Directions:
For the records that follow, give the number of lines in which the word "Smart" occurs, with nothing added.

Supplied material:
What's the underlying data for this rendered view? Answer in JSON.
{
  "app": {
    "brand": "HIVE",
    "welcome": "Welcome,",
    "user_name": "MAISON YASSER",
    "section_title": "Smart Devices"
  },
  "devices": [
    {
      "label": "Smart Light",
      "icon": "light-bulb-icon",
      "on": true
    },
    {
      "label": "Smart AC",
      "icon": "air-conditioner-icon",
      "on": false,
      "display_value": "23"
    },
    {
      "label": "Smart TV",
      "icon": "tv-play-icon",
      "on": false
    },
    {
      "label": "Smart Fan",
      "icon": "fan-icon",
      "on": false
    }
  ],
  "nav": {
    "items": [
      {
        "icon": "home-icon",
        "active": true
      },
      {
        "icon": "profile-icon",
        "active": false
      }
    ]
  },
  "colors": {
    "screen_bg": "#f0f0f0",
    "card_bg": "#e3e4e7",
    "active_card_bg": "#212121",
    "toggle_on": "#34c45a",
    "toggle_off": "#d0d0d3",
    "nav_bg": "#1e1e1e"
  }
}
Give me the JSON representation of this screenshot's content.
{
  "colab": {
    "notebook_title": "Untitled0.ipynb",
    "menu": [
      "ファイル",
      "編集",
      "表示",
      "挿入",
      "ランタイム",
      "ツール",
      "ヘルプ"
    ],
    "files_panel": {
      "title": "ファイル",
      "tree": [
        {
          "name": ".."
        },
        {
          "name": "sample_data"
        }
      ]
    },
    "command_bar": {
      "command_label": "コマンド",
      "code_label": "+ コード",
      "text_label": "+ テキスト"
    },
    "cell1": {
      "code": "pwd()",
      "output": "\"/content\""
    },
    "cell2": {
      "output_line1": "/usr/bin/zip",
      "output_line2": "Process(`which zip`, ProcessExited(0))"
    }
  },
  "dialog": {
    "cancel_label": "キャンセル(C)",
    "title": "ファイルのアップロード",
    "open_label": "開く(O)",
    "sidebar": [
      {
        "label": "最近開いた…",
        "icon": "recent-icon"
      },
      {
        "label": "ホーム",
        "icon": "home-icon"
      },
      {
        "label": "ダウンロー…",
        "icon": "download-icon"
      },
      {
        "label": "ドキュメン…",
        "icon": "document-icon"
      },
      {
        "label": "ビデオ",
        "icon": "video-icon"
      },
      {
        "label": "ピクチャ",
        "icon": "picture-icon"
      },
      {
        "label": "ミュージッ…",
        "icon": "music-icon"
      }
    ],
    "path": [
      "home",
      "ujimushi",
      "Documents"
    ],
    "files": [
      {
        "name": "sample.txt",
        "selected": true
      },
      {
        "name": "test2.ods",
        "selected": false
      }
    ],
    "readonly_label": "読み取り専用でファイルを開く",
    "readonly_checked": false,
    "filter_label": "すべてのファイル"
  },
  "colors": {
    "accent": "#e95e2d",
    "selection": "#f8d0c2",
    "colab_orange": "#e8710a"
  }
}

Your response:
5